where p = sigmoid(x) = exp(x)/(1+exp(x))

f(x) is in fact the Newton-Raphson algorithm adapted to solve for only the constant term of a logistic regression model. We start with our first coefficient guess as zero and our improved estimates of the logit of the average are: f(0), f(f(0)), f(f(f(0))) and so on. For k=0,1,2… define f(k,x) = f(x) if k=0 and f(f(k-1,x)) otherwise. We would like to show f(k,0) converges to logit(q) as k goes to infinity.

We call out a few facts about f() (using the fact 1/2 < q < 1):

- f(x) > x for all x in the half open interval [0,logit(q)).
- f(0) = 4*(q-1/2).
- f(logit(q)) = logit(q).
- f'(x) = (2p-1)*(q-p)/(p*(1-p)) > 0 where p = exp(x)/(1+exp(x)) for all x in the half-open interval [0,logit(q)).
- f(x) – x ≥ 4 (q – exp(x)/(1+exp(x))) for all x in the half-open interval [0,logit(q)).

Facts 1 through 3 are useful, but not enough to prove much. Facts 4 and 5 not only give us enough tools to show f(k,0) converges to logit(q) (for 1/2 < q < 1), but tools enough to show it does this monotonely: f(k,0) < f(k+1,0) ≤ logit(q). The proof is now simple: consider the original function f(x) as x varies from 0 to logit(q) (remember, q > 1/2 implies logit(q) > 0). f'(x) is positive for all points in the interior of the interval [0,logit(q)]. Therefore any maximum value of f(x) on the interval [0,logit(x)] must occur at one of the endpoints (since an interior maximum would have f'(x) = 0, which is not the case). The two candidates for max(f(x)) on the inteval are therefore f(0) and f(logit(q)). f(logit(q)) = logit(q) and we just have to check that f(0) ≤ logit(q) (or 4*(q-1/2) ≤ logit(q) for all q in the open interval (1/2,1)- an exercise left to the reader) and we are done. So 0 ≤ f(x) ≤ logit(q) for all x in [0,logit(q)]. We now know inductively: f(k,0) < f(k+1,0) ≤ logit(q). Fact 5 implies f(k,0) approaches logit(q) as k goes to infinity at a reasonable rate (the rate of iteration motion isn’t too small before we get to x=logit(q)). Also, once we have x near logit(q) we would expect the usual very fast quadratic convergence that Newton-Raphson methods are chosen for.

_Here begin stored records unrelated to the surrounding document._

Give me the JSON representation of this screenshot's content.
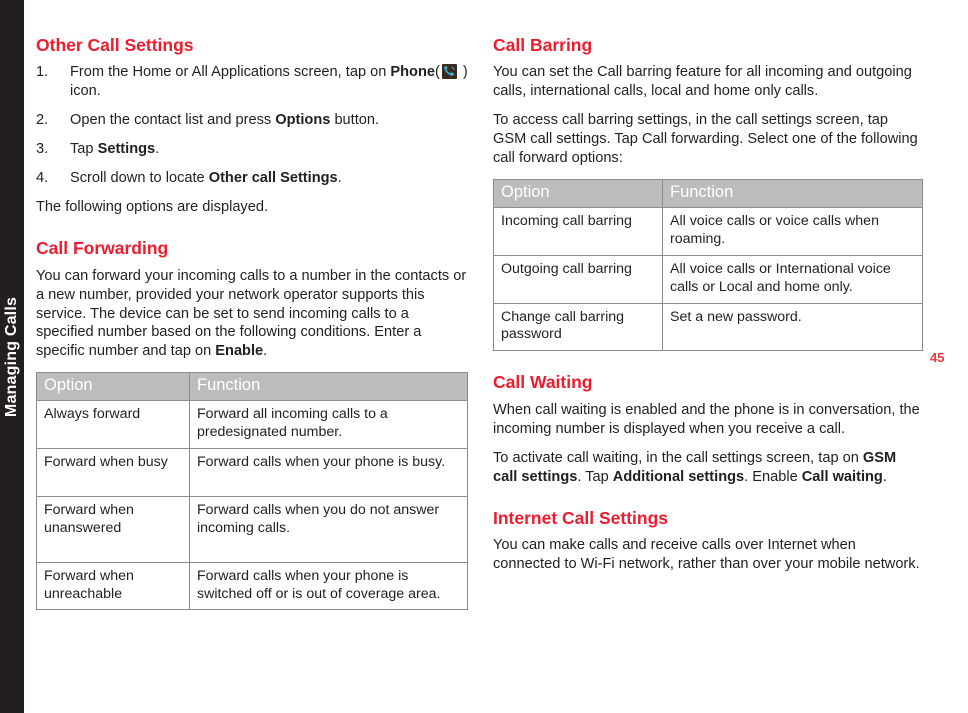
{
  "sidebar": {
    "chapter_label": "Managing Calls"
  },
  "page_number": "45",
  "colors": {
    "heading_red": "#ed1c2e",
    "page_number_red": "#ee3a43",
    "table_header_gray": "#bcbcbc",
    "edge_tab_dark": "#231f20"
  },
  "left_column": {
    "other_call_settings": {
      "heading": "Other Call Settings",
      "steps": [
        {
          "number": "1.",
          "text_before": "From the Home or All Applications screen, tap on ",
          "bold": "Phone",
          "icon": "phone-icon",
          "text_after": " ) icon.",
          "paren_open": "("
        },
        {
          "number": "2.",
          "text_before": "Open the contact list and press ",
          "bold": "Options",
          "text_after": " button."
        },
        {
          "number": "3.",
          "text_before": "Tap ",
          "bold": "Settings",
          "text_after": "."
        },
        {
          "number": "4.",
          "text_before": "Scroll down to locate ",
          "bold": "Other call Settings",
          "text_after": "."
        }
      ],
      "trailing_paragraph": "The following options are displayed."
    },
    "call_forwarding": {
      "heading": "Call Forwarding",
      "paragraph_before_bold": "You can forward your incoming calls to a number in the contacts or a new number, provided your network operator supports this service. The device can be set to send incoming calls to a specified number based on the following conditions. Enter a specific number and tap on ",
      "paragraph_bold": "Enable",
      "paragraph_after_bold": ".",
      "table": {
        "headers": [
          "Option",
          "Function"
        ],
        "rows": [
          [
            "Always forward",
            "Forward all incoming calls to a predesignated number."
          ],
          [
            "Forward when busy",
            "Forward calls when your phone is busy."
          ],
          [
            "Forward when unanswered",
            "Forward calls when you do not answer incoming calls."
          ],
          [
            "Forward when unreachable",
            "Forward calls when your phone is switched off or is out of coverage area."
          ]
        ]
      }
    }
  },
  "right_column": {
    "call_barring": {
      "heading": "Call Barring",
      "paragraph_1": "You can set the Call barring feature for all incoming and outgoing calls, international calls, local and home only calls.",
      "paragraph_2": "To access call barring settings, in the call settings screen, tap GSM call settings. Tap Call forwarding. Select one of the following call forward options:",
      "table": {
        "headers": [
          "Option",
          "Function"
        ],
        "rows": [
          [
            "Incoming call barring",
            "All voice calls or voice calls when roaming."
          ],
          [
            "Outgoing call barring",
            "All voice calls or International voice calls or Local and home only."
          ],
          [
            "Change call barring password",
            "Set a new password."
          ]
        ]
      }
    },
    "call_waiting": {
      "heading": "Call Waiting",
      "paragraph_1": "When call waiting is enabled and the phone is in conversation, the incoming number is displayed when you receive a call.",
      "paragraph_2": {
        "t1": "To activate call waiting, in the call settings screen, tap on ",
        "b1": "GSM call settings",
        "t2": ". Tap ",
        "b2": "Additional settings",
        "t3": ". Enable ",
        "b3": "Call waiting",
        "t4": "."
      }
    },
    "internet_call_settings": {
      "heading": "Internet Call Settings",
      "paragraph_1": "You can make calls and receive calls over Internet when connected to Wi-Fi network, rather than over your mobile network."
    }
  }
}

Now we seem to have worked hard to prove very little (as is often the case with iterated systems). However, I think we can not speculate why the standard optimizers (full-step Newton-Raphson and Iteratively Reweighted Least Squares) tend to work so well in practice. We can prove that these methods can always compute averages for q > 1/2 when starting at zero (the cases q=1/2 and q < 1/2 follow by inspection and symmetry). Thus these methods can solve any one dimensional problem over indicators (variables that are always zero and one). We can then imagine that any problem that can be approximated as a system of nearly conditionally independent indicators (so many variables, but all zero one and all nearly independent of each other when conditioned on the outcome) can also be solved (as the Newton Raphson iterations will update model coefficients nearly independently). So the intuition is that the standard implementation logistic regression will be unlikely to run into difficulties for problems that have bounded range nearly conditionally independent inputs. Or in other terms: for problems that Naive Bayes does well (which it often does, even though it depends only on independently computed averages) the Newton-Raphson optimizer should also perform well (and not spoil the logistic regression). The logistic regression model can in many cases be preferred over the Naive Bayes model due to its better handling of common dependencies.

Though, it must be emphasized it would make sense for more of the common implementations to be toughened up to defend against Newton-Raphson failures without user intervention.

Categories: Mathematics

### jmount

Data Scientist and trainer at Win Vector LLC. One of the authors of Practical Data Science with R.

Basically I am calling this some hard work to prove a very small result (that the standard “big hammer” logistic regression can in fact compute simple averages). The work was kind of fun because it brought me back to Polya’s “conjecture, generalization, specialization and analogy” methods (or Zeilberger’s “undetermined generalization and specialization” methods). Roughly you guess something that would make your work easy and then see if you can prove that.